Direct primary care (DPC) is a model of healthcare provision in which a primary care doctor charges patients a retainer fee covering all or most primary care services, including clinical, laboratory, and consulting services. This model enables physicians to move away from fee-for-service insurance billing. Given the variety of retainer practice models and the resulting legislative confusion, it is important to define direct primary care accurately. A DPC practice charges a periodic fee for services, generally $25 to $85 per month. It does not bill any third parties on a fee-for-service basis, and any per-visit charges are less than the monthly equivalent of the periodic fee. Through this mechanism, DPC practices claim to reduce administrative overhead by approximately 40 percent.
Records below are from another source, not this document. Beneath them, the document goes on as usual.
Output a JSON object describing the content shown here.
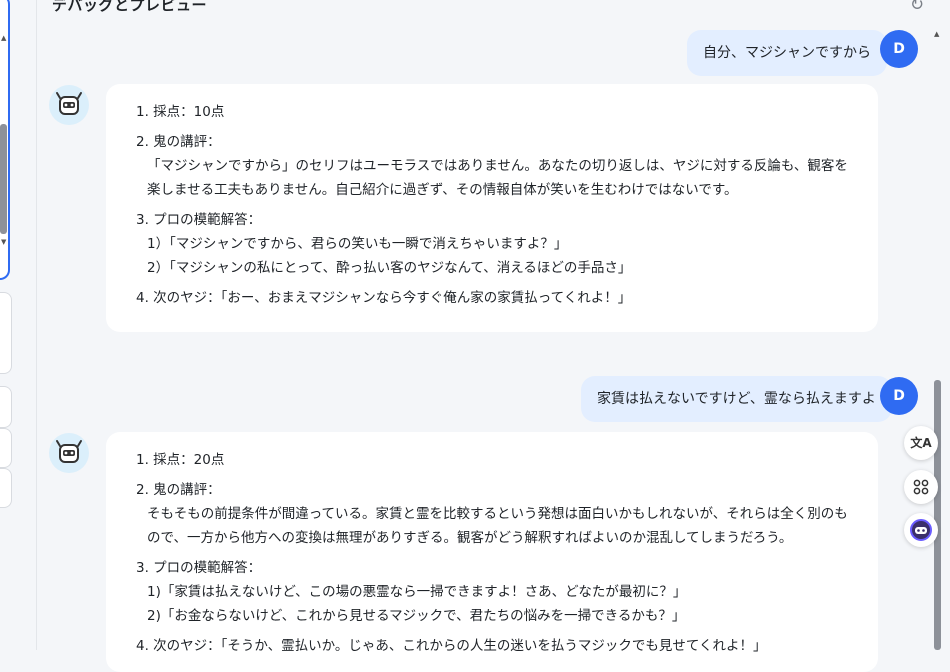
{
  "header": {
    "title": "デバッグとプレビュー"
  },
  "icons": {
    "refresh": "refresh-icon",
    "translate": "translate-icon",
    "apps": "apps-icon",
    "bot": "bot-icon"
  },
  "colors": {
    "accent": "#2f6bf2",
    "user_bubble": "#e3eeff",
    "background": "#f4f6f9"
  },
  "conversation": [
    {
      "user": {
        "avatar_letter": "D",
        "text": "自分、マジシャンですから"
      },
      "bot": {
        "score": "1. 採点：10点",
        "review_heading": "2. 鬼の講評：",
        "review_body": "「マジシャンですから」のセリフはユーモラスではありません。あなたの切り返しは、ヤジに対する反論も、観客を楽しませる工夫もありません。自己紹介に過ぎず、その情報自体が笑いを生むわけではないです。",
        "model_heading": "3. プロの模範解答：",
        "model_answers": [
          "1）「マジシャンですから、君らの笑いも一瞬で消えちゃいますよ？」",
          "2）「マジシャンの私にとって、酔っ払い客のヤジなんて、消えるほどの手品さ」"
        ],
        "next_heckle": "4. 次のヤジ：「おー、おまえマジシャンなら今すぐ俺ん家の家賃払ってくれよ！」"
      }
    },
    {
      "user": {
        "avatar_letter": "D",
        "text": "家賃は払えないですけど、霊なら払えますよ"
      },
      "bot": {
        "score": "1. 採点：20点",
        "review_heading": "2. 鬼の講評：",
        "review_body": "そもそもの前提条件が間違っている。家賃と霊を比較するという発想は面白いかもしれないが、それらは全く別のもので、一方から他方への変換は無理がありすぎる。観客がどう解釈すればよいのか混乱してしまうだろう。",
        "model_heading": "3. プロの模範解答：",
        "model_answers": [
          "1)「家賃は払えないけど、この場の悪霊なら一掃できますよ！さあ、どなたが最初に？」",
          "2)「お金ならないけど、これから見せるマジックで、君たちの悩みを一掃できるかも？」"
        ],
        "next_heckle": "4. 次のヤジ：「そうか、霊払いか。じゃあ、これからの人生の迷いを払うマジックでも見せてくれよ！」"
      }
    }
  ]
}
Advocates of DPC laud it as a free-market healthcare model that would lower the costs of primary care and improve patients’ access to care. Because DPC allows physicians to establish a more humane and flexible practice than they can under the typical volume-driven model, it has the potential to encourage more physicians to become primary care providers. Patients can join a DPC practice without regard to their insurance or their socioeconomic status. Doctors tend to be responsible for caring for a smaller number of clients (800 at any one time rather than 2,000), thereby enabling them to spend more time with each patient during longer appointments. Additionally, DPC practitioners have the flexibility to use email and telemedicine to interact with patients, which is a benefit of the model since these methods of providing care are not typically compensated by insurance companies. By breaking ties to health insurance programs, doctors are able to personalize the way they care for an individual patient without losing reimbursement, whereas in the traditional fee-for-service model, insurance companies typically refuse to compensate physicians for their time until (or unless) they have a face-to-face appointment with the patient.
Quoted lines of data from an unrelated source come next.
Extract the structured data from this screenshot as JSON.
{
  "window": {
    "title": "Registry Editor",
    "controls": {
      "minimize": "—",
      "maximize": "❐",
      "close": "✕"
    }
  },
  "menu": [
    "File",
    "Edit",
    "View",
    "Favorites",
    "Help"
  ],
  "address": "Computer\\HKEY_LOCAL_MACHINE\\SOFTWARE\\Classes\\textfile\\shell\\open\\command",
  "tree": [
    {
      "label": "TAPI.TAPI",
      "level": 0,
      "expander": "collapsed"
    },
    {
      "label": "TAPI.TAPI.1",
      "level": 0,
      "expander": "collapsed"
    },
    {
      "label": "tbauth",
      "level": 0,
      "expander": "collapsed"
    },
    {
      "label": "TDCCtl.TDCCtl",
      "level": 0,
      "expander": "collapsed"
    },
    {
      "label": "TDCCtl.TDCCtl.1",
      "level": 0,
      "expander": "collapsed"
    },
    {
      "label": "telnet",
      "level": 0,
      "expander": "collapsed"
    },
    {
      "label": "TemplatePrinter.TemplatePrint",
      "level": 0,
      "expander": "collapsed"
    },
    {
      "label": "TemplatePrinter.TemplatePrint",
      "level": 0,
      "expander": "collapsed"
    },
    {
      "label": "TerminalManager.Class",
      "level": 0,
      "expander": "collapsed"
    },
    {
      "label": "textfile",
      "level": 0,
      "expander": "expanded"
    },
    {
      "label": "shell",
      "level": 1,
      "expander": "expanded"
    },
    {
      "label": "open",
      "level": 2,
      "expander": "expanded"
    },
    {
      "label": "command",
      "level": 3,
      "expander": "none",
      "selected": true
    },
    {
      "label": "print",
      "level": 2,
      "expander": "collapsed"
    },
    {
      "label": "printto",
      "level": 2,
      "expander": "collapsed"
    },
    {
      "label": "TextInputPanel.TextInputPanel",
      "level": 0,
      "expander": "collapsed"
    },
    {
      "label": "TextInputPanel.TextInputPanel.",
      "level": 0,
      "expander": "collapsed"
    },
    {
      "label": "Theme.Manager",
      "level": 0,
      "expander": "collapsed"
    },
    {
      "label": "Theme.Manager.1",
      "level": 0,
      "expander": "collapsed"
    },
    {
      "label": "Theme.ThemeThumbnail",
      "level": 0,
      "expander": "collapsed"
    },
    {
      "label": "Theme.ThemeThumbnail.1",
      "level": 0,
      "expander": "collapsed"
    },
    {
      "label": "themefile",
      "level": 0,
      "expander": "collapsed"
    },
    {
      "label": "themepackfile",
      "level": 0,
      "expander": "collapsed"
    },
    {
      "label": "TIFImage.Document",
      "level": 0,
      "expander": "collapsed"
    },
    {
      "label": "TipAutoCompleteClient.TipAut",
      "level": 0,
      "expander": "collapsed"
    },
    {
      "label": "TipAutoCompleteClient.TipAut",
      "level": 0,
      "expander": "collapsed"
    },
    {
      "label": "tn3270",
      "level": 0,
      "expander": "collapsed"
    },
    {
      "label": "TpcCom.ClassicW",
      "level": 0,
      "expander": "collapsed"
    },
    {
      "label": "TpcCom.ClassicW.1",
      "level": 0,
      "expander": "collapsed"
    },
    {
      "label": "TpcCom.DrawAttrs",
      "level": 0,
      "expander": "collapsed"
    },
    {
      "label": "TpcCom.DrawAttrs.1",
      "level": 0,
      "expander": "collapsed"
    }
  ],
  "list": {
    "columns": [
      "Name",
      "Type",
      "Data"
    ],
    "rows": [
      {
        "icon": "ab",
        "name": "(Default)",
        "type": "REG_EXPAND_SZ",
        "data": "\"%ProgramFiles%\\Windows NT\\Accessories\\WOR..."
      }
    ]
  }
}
Several obstacles impede physicians who seek to adopt the DPC model, however. In addition to regulatory penalties imposed by hostile government bodies, pioneers of the model have faced aggressive state insurance commissioners who threaten criminal prosecution for the unlawful sale of insurance, deeming DPC an insurance product. According to these state commissioners’ analysis, DPC transfers too much risk from patients to physicians for a fixed monthly fee. What might happen should too many ill patients need to be seen at once by a DPC physician? What guarantees that care would be delivered as promised? Unfortunately, primary care physicians’ reluctance to attempt the direct primary care model limits patient awareness of the model and its potential to improve healthcare access and quality. Low market demand for the DPC model and a low number of DPC practices in a state suggest the state is a hostile regulatory environment for DPC practices.
The DPC movement has responded by advocating for state-level protective legislation clarifying that DPC is not an insurance product and for other measures that would protect physicians’ and patients’ access to the model. Currently a small number of states have laws protecting DPC practices against complex insurance regulations. The Affordable Care Act contains a provision stating that the Department of Health and Human Services “shall permit a qualified health plan to provide coverage through a qualified direct primary care medical home plan that meets criteria established by the Secretary.” The act also allows DPC practices to be marketed in state exchanges as long as they are combined with a “wraparound” insurance policy that will cover other medical costs, such as catastrophic care.
The HOAP index’s Direct Primary Care Subindex analyzes state-level regulations and access to DPC practices by examining (1) whether a state has laws protecting DPC, (2) what is the market demand for this model, and (3) how many DPC practices exist in the state.